Japan sparks up debate on legalized sports betting

Chicago Cubs-Chang-Yong-Lim

The possibility that Japan might legalize sports betting for popular sports like professional baseball and soccer exploded into the public view on Wednesday with a scoop carried in the Financial Times.

According to the report, the “government” (no particular government agency was named), commissioned a secret report from Dentsu last summer to examine the issue of legalizing betting on major sports in Japan. Dentsu made its report in September and, according to the FT, internal discussions have been proceeding about the possibility of making legal changes.

The FT report also noted that several voices from the private sector have recently lobbied for this change, most notably Rakuten—through the Japan Association of New Economy—which argued in December that the ban on sports betting should be lifted.

There were also some interesting numbers presented in the FT report.

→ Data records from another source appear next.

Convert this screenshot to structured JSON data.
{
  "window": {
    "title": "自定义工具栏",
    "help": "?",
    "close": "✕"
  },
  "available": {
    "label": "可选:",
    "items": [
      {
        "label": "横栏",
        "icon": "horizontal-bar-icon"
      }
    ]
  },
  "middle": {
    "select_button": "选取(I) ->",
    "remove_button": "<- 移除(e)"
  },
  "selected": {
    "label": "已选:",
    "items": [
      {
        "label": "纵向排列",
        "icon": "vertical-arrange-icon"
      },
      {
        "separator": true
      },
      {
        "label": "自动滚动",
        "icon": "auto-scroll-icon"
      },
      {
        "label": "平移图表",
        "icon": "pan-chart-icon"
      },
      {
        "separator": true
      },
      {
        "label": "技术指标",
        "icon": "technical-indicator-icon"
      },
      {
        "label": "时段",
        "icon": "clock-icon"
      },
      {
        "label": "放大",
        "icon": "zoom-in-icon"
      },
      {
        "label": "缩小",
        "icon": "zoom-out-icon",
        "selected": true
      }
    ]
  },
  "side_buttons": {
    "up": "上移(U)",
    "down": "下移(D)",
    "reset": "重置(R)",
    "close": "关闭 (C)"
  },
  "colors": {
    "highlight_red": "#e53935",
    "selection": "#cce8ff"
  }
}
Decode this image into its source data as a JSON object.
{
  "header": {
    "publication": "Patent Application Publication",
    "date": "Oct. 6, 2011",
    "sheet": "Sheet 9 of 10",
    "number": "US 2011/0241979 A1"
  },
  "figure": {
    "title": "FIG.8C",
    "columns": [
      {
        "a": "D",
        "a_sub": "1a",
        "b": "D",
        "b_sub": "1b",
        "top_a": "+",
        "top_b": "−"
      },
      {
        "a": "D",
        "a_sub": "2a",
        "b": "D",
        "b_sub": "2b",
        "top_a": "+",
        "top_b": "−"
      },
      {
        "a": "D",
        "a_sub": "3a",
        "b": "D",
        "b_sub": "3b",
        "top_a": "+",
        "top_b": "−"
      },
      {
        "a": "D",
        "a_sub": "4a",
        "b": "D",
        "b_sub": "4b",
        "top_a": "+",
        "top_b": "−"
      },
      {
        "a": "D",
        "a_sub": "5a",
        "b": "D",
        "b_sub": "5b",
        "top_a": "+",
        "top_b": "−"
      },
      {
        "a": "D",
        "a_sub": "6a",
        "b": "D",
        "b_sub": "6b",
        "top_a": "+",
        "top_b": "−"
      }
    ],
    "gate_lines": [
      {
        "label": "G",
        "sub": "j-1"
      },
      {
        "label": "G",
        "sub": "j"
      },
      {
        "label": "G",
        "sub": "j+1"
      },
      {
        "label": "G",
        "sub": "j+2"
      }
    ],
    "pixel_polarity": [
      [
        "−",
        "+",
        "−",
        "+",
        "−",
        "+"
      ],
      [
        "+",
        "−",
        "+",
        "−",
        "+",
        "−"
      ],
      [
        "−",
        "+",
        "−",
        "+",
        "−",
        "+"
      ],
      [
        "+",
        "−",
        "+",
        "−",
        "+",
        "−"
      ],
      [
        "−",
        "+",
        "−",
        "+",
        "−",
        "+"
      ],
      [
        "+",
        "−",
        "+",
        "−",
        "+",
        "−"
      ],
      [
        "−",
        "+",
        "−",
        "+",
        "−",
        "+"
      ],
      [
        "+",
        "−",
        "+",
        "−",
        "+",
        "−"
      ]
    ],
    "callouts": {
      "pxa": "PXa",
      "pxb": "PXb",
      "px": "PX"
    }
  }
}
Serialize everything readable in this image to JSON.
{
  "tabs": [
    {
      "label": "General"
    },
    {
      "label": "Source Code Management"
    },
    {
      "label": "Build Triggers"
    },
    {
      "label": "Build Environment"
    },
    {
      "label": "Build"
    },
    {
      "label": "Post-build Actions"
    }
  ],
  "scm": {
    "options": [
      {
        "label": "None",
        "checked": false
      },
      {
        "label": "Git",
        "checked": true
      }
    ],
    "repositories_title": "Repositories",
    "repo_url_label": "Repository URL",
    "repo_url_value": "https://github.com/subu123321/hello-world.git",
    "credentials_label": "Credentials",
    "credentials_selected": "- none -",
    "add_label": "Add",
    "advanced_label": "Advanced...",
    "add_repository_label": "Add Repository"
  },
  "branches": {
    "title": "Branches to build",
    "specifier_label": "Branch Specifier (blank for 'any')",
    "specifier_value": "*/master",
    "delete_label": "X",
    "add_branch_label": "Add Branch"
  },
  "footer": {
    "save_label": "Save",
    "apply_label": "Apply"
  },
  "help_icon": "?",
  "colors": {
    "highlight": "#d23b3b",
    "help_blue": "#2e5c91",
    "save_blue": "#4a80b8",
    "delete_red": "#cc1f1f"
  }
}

For example, it noted an estimate from mobile developer Mixi that if baseball and soccer were added to the racing industries already permitted, then the Japanese sports betting market might be worth about US$65 billion per year.

It also stated that illegal sports betting and online casinos hosted overseas is already a market with a turnover of about US$40 billion per year.

The legalization discussions seem to be emerging at this juncture largely because many sports teams have suffered major financial damage as a result of the Covid pandemic.

Joji Kokuryo, managing director of Bay City Ventures, tells AGB Nippon that “the Nippon Professional Baseball League and J-League have definitely struggled with their checkbooks since Covid-19 hit Japan. The Central League in NPB, the most popular sports league in the country, saw attendance drop 78 percent in 2020. Considering that ticket sales and related F&B sales make up more than half of a team’s total revenue, this drop is critical.”

He adds, “Even today, attendance is generally limited to either 5,000 or 50 percent of capacity, and teams that are in areas where the state of emergency is in place must play their usual packed Japan Golden Week games with no one in attendance.”

It is possible that the Japanese government’s heightened interest in sports betting may also be connected to the explosion of the industry in the United States following the May 2018 Supreme Court judgment which struck down the Professional and Amateur Sports Protection Act of 1992.

The FT report suggests that sports betting could be deregulated in Japan as soon as 2024, but it doesn’t discuss what is likely to be the biggest roadblock—opposition from the general public.

Kokuryo notes that “sports betting has always been a taboo in Japan,” and a glance at the ferocity of the battle over IR development ought to give pause to those who expect an easy acceptance of major policy changes.

The FT speaks of changing attitudes in Japan, and while that may be true of some government policymakers, it’s not necessarily the case for the wider community.

Indeed, Kokuryo observes that “it is also noteworthy that the private entities in favor are rather new progressive IT companies. Along with the political and social hurdles, convincing the more conservative team owners such as the Yomiuri Group will be another challenge. Japanese sports teams are also mostly all owned by corporations rather than individuals, creating a much more difficult path to agreement to move forward with sports betting by the teams involved.”

The FT report, therefore, should not be regarded as a decisive moment in the history of gambling in Japan, but simply as the public emergence of a long-suppressed debate. (AGB Nippon)